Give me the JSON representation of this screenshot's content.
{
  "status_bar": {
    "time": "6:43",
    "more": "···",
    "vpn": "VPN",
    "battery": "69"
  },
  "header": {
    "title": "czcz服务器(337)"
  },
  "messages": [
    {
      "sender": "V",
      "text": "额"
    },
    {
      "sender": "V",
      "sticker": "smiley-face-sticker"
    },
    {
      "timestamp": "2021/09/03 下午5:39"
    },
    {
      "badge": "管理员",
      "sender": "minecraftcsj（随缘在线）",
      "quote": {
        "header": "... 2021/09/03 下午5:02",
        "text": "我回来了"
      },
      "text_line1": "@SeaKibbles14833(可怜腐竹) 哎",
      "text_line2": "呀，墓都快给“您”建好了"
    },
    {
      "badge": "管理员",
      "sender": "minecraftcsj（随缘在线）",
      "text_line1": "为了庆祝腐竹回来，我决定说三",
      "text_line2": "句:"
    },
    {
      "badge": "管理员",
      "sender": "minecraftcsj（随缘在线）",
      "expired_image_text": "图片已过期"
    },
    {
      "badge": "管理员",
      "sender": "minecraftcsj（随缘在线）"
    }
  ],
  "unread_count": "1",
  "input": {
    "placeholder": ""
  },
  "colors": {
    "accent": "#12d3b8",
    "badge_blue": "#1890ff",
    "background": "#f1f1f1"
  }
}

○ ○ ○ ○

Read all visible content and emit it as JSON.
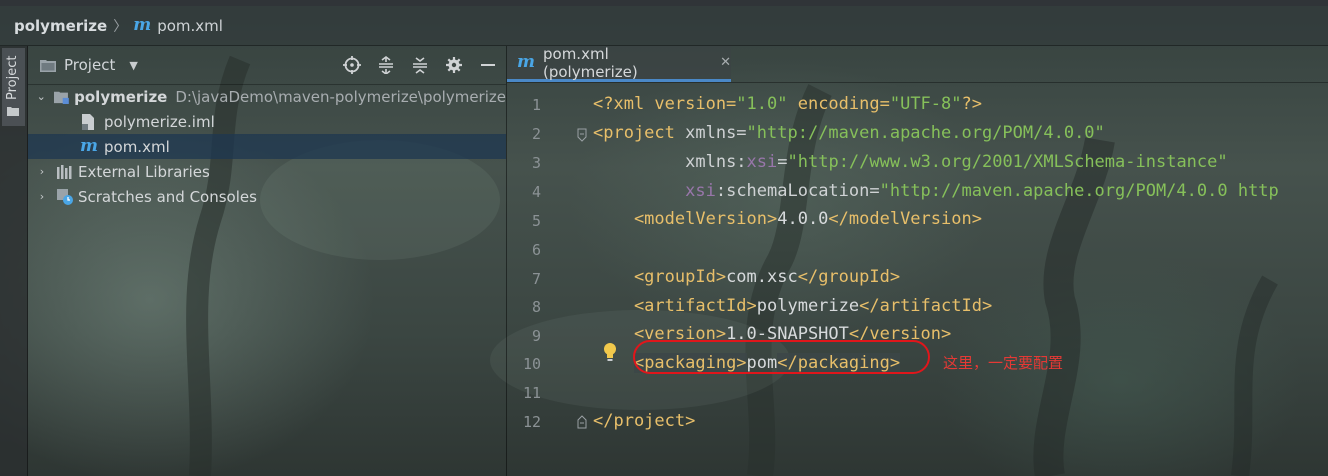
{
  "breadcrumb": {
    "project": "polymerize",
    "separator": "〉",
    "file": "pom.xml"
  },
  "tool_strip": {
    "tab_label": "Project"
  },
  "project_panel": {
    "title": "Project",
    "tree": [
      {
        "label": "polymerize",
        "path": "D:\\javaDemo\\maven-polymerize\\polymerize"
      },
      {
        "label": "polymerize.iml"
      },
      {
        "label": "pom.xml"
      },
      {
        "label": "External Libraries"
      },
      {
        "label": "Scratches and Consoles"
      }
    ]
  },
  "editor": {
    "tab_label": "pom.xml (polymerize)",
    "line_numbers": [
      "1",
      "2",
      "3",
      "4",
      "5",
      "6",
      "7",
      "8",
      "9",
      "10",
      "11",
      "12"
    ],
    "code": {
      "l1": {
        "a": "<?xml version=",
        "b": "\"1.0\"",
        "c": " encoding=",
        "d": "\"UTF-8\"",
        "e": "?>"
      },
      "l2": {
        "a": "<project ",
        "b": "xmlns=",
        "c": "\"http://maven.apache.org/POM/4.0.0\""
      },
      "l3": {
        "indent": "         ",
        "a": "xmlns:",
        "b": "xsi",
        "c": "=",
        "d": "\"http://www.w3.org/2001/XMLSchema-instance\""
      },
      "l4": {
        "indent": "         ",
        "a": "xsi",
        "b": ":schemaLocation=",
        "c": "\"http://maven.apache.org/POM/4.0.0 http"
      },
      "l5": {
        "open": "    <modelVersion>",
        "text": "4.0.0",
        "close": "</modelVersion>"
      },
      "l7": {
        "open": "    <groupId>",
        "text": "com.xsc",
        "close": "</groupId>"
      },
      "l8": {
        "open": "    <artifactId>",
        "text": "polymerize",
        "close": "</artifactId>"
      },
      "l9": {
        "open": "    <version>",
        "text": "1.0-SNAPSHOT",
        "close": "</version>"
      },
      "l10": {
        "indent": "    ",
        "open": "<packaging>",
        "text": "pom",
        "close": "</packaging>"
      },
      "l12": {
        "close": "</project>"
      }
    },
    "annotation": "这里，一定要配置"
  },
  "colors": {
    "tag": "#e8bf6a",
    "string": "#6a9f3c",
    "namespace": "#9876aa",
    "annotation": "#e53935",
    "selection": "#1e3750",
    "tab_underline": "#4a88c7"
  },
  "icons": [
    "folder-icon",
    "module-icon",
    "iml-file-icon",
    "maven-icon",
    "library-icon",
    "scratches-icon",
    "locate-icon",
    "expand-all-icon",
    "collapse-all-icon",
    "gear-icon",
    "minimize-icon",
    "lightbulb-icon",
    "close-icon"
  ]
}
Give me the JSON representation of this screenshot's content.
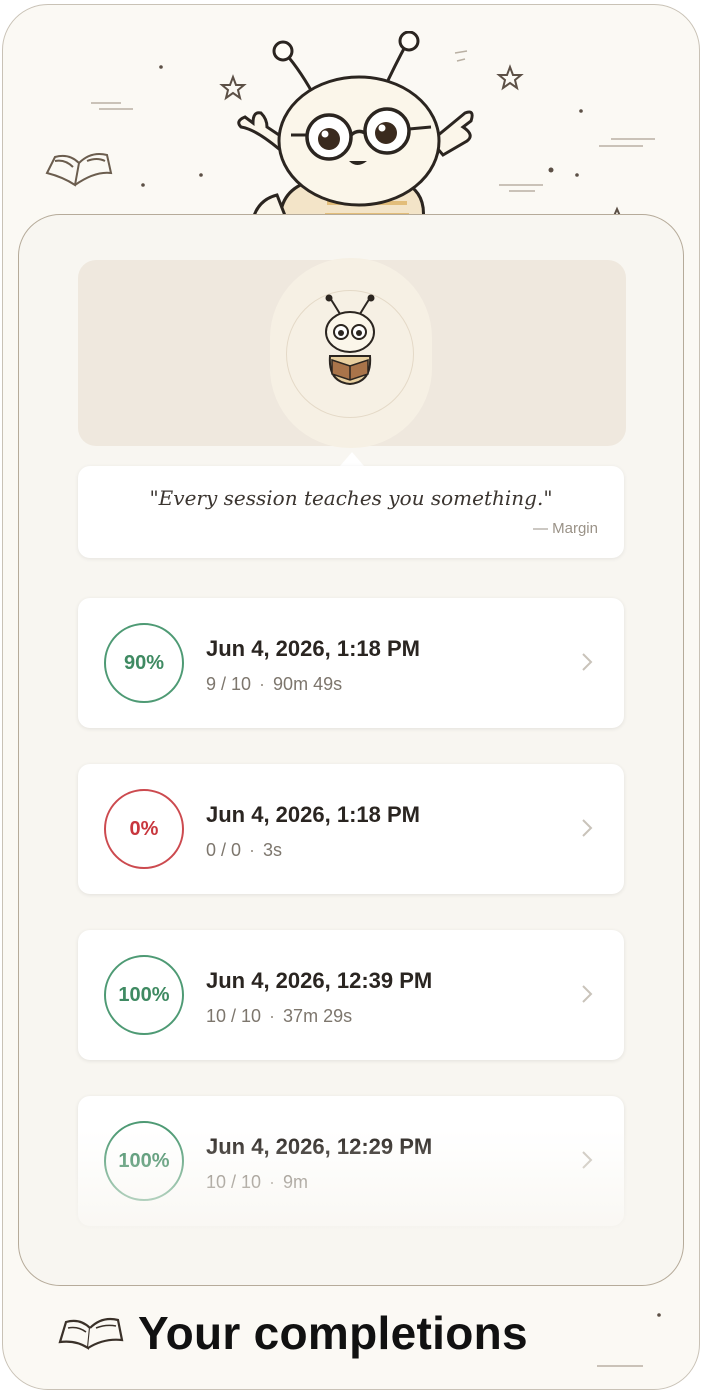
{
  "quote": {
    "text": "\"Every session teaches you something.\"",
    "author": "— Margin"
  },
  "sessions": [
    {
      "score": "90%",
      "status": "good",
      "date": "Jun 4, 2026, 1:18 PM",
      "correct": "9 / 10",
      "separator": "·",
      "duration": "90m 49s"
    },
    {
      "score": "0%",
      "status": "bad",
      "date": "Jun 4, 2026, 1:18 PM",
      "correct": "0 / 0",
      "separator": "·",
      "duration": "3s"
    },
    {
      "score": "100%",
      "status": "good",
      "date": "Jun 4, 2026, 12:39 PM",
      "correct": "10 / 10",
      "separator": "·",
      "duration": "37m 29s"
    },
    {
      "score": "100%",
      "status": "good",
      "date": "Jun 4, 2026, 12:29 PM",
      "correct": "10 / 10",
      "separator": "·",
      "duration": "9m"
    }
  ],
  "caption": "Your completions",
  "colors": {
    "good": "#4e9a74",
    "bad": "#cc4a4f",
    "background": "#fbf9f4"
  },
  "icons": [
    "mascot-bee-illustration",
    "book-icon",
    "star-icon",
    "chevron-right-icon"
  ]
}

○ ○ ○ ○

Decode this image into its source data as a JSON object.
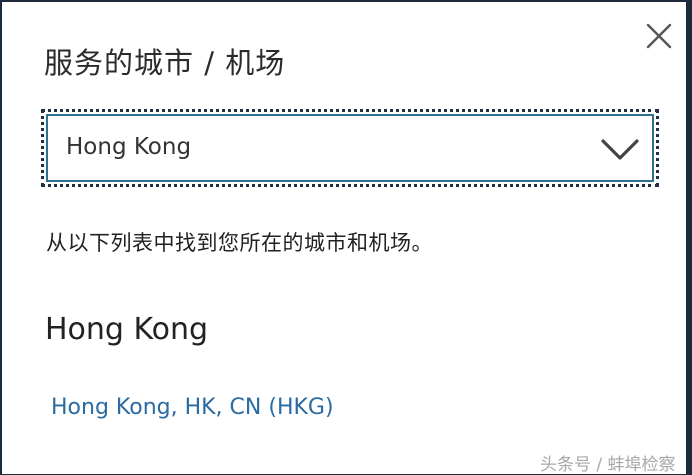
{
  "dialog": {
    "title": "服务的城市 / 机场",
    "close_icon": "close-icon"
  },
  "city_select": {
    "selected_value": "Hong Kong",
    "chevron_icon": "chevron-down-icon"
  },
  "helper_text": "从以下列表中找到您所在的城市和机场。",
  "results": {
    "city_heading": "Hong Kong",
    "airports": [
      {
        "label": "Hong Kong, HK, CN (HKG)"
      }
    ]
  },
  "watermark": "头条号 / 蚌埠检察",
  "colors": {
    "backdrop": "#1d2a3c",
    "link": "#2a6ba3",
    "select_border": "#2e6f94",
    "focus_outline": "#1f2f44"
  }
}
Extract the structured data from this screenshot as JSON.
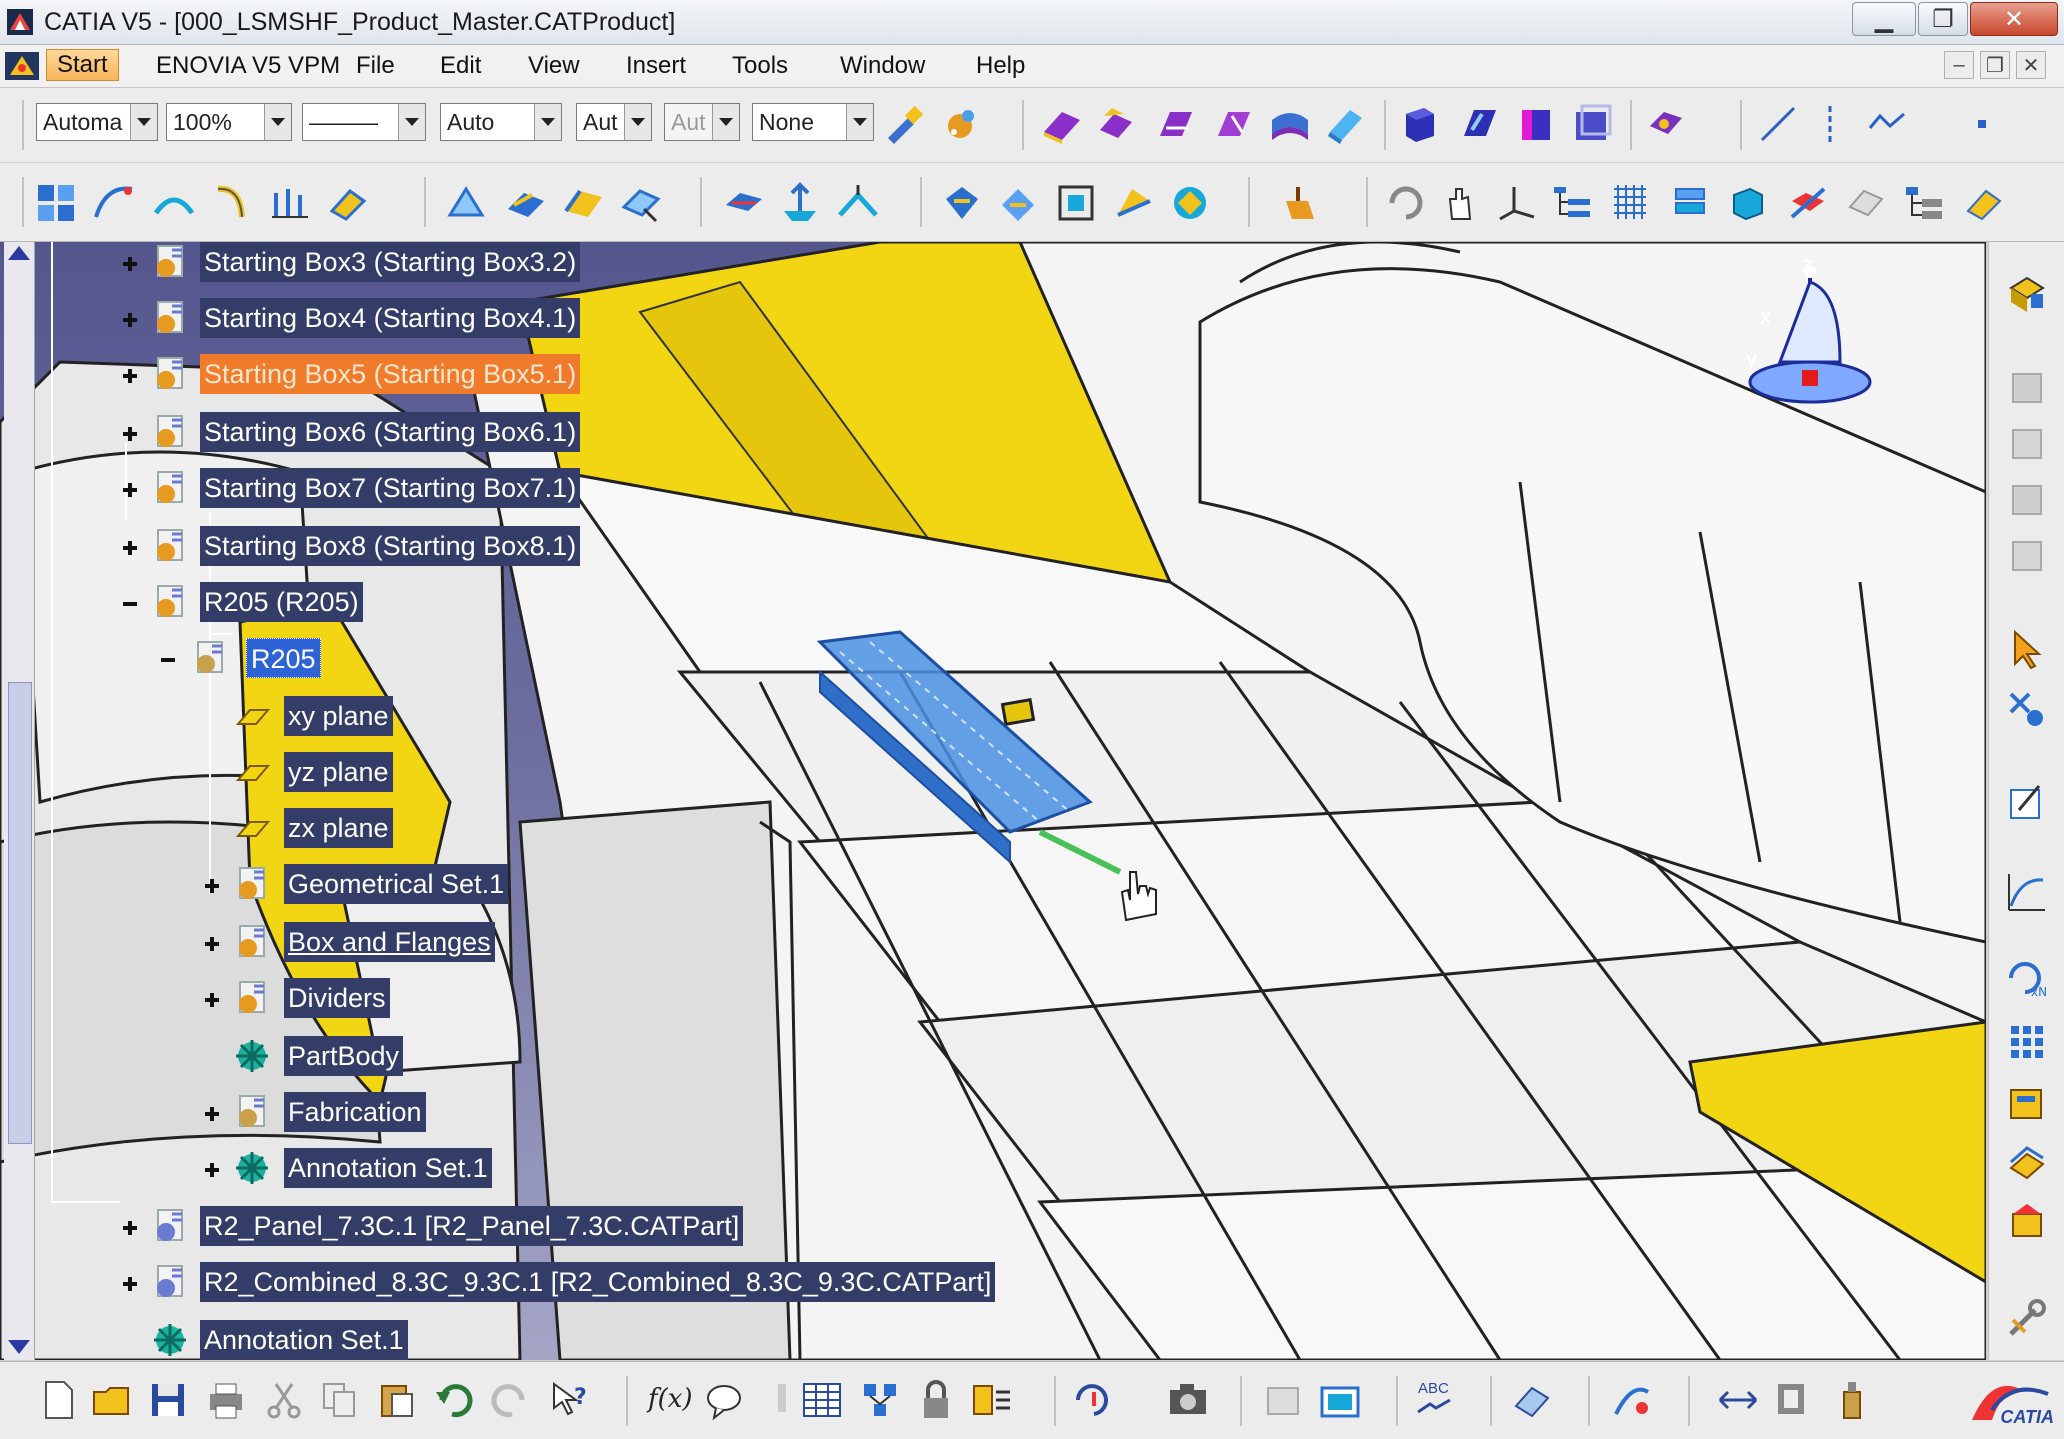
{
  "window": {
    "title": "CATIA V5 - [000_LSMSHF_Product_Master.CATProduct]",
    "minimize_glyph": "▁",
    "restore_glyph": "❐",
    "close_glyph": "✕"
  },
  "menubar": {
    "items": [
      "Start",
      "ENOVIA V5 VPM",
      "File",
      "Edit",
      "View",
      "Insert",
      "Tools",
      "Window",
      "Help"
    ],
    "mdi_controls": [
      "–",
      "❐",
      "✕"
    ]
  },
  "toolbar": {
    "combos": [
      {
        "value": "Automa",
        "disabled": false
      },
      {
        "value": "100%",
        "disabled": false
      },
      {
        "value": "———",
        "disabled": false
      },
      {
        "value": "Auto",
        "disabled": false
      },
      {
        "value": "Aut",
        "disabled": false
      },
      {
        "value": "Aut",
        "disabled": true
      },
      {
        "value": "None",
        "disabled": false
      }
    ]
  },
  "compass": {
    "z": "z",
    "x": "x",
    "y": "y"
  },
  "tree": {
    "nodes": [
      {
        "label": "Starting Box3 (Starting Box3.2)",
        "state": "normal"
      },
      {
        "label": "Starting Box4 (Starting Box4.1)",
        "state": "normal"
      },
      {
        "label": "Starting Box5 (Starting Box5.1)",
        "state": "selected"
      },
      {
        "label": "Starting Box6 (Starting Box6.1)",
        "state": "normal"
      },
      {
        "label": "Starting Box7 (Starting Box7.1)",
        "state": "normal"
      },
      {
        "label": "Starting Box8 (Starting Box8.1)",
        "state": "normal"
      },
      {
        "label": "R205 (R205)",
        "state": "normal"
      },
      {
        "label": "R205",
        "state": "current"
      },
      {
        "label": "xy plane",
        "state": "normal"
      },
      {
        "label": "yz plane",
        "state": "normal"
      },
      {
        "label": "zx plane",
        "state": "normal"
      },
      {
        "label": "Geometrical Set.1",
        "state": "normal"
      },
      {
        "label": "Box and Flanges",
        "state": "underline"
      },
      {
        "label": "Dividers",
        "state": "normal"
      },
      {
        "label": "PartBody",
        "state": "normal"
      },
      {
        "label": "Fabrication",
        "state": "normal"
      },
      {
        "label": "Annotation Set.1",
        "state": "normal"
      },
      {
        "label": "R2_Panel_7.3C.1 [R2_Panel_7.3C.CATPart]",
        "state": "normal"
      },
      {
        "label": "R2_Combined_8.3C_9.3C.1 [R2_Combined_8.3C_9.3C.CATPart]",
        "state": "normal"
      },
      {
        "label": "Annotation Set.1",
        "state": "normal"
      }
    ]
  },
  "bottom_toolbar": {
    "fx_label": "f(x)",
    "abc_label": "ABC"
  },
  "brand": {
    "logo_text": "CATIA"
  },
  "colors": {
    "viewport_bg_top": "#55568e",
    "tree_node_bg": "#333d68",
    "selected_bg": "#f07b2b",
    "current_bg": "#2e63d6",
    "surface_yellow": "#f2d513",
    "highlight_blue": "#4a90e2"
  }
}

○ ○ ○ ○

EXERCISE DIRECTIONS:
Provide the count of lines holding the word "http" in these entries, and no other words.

SOLVED PROBLEM:
3